Keep asking yourself the question until you get to the crux of your value system, like this:
Why do you want to work out three times a week?
Because I want to be healthy.
Why do you want to be healthy?
So I can be a healthy father and grandfather.
Why do you want to be a healthy father and grandfather?
So I can play sports and travel with my family, and make memories for many more years.
“So all of a sudden, in this example, we are talking about a clear direction, rather than a vague goal. This direction is permanent and immutable,” says Dr. Macklin. “With this approach you can tune in every day and ask yourself, ‘Was my behaviour aligned with the direction I want to go with my life?’ If the answer is no, then make changes or get the support you need in a non-critical way.
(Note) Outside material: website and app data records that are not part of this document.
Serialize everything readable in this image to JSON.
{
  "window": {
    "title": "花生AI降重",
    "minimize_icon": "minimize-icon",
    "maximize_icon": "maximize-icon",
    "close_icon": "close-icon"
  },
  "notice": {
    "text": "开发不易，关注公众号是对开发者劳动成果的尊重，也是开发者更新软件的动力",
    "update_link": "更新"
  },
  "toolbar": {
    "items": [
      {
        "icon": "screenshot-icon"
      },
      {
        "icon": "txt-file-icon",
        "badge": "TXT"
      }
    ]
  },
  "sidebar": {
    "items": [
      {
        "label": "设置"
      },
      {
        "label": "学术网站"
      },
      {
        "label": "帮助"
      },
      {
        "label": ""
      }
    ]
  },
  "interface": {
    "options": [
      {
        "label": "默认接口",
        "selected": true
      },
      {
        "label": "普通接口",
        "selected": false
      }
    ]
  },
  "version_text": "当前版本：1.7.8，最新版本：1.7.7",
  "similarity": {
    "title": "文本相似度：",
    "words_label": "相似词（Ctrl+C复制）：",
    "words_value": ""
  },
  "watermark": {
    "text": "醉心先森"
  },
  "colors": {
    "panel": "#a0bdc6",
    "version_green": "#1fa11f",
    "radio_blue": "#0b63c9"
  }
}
If the answer is yes, then celebrate that and keep it up.”
Dr. Macklin likes to use this cookie example to show how our values can influence our behaviour:
Let’s say it’s your birthday and I give you the choice of two cookies.
One is baked at a specialty, luxury, organic chocolate bakery and it’s served to you fresh out of the oven.
The other one is three days old, has your least favourite cookie ingredient — raisins — and it’s burned.
Which one would you like?
Oh, one more additional detail: the second cookie was made very carefully by your child for your birthday.
Chances are you would choose your child’s cookie, right?
“Here is an example of someone being WILLING to forgo an immediate gratification experience with ease because the decision is aligned with a fundamental value, something very important to them,” says Dr. Macklin. “So if you can start to find the underlying purpose as to why you want to make this change, what may otherwise be tough decisions become easier, less controlled by a drive to immediate-gratification and more driven by purpose.”
Melanson encourages her clients to pause before acting on impulsive food choices and on thoughts of sedentary behavior (when physical activity was planned) and ask themselves, “Is this decision aligned with my values? Of course, I can eat this, drink this or forgo this activity, but … is this decision in line with the direction I want to be going, towards the things that are most important to me?”
It’s amazing how powerful pausing and asking these questions can be in helping with long-term behaviour change.
To learn more about Weight Management at Medcan, you can arrange an introductory consultation by contacting Kelly Cloutier, Program Coordinator, at email@example.com or call 416.350.5918.
If you book your Annual Health Assessment between January 9 and January 31, you will be entered for a chance to win your choice of one of the following add-ons: 10 personal training sessions; Liver Health Assessment; or Genetics and Genetic Counselling.